- [AIM OF THE EXERCISE] Provide the data again in its entirety, exactly as given.

╭─ DATA TO USE

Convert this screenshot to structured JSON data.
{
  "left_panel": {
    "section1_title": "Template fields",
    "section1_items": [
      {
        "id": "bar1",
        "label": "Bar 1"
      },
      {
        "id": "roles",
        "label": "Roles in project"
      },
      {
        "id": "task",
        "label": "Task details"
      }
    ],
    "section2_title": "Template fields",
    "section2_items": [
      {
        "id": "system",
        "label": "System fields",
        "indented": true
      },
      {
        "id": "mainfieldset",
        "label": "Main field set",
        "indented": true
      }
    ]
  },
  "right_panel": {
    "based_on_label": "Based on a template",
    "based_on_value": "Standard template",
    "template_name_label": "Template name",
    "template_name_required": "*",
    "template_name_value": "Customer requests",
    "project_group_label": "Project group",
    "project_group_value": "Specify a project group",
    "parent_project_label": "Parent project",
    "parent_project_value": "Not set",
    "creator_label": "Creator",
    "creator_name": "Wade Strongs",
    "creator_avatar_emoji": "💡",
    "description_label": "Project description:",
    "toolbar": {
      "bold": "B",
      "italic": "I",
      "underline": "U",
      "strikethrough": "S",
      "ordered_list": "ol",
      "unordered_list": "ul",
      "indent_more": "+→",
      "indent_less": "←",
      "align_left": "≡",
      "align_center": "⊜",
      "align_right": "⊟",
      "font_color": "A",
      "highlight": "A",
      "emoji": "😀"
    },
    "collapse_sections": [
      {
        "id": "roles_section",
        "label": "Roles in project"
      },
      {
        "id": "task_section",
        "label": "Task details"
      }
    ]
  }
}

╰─

- [ANSWER BOX]
Convert this screenshot to structured JSON data.
{
  "left_panel": {
    "section1_title": "Template fields",
    "section1_items": [
      {
        "id": "bar1",
        "label": "Bar 1"
      },
      {
        "id": "roles",
        "label": "Roles in project"
      },
      {
        "id": "task",
        "label": "Task details"
      }
    ],
    "section2_title": "Template fields",
    "section2_items": [
      {
        "id": "system",
        "label": "System fields",
        "indented": true
      },
      {
        "id": "mainfieldset",
        "label": "Main field set",
        "indented": true
      }
    ]
  },
  "right_panel": {
    "based_on_label": "Based on a template",
    "based_on_value": "Standard template",
    "template_name_label": "Template name",
    "template_name_required": "*",
    "template_name_value": "Customer requests",
    "project_group_label": "Project group",
    "project_group_value": "Specify a project group",
    "parent_project_label": "Parent project",
    "parent_project_value": "Not set",
    "creator_label": "Creator",
    "creator_name": "Wade Strongs",
    "creator_avatar_emoji": "💡",
    "description_label": "Project description:",
    "toolbar": {
      "bold": "B",
      "italic": "I",
      "underline": "U",
      "strikethrough": "S",
      "ordered_list": "ol",
      "unordered_list": "ul",
      "indent_more": "+→",
      "indent_less": "←",
      "align_left": "≡",
      "align_center": "⊜",
      "align_right": "⊟",
      "font_color": "A",
      "highlight": "A",
      "emoji": "😀"
    },
    "collapse_sections": [
      {
        "id": "roles_section",
        "label": "Roles in project"
      },
      {
        "id": "task_section",
        "label": "Task details"
      }
    ]
  }
}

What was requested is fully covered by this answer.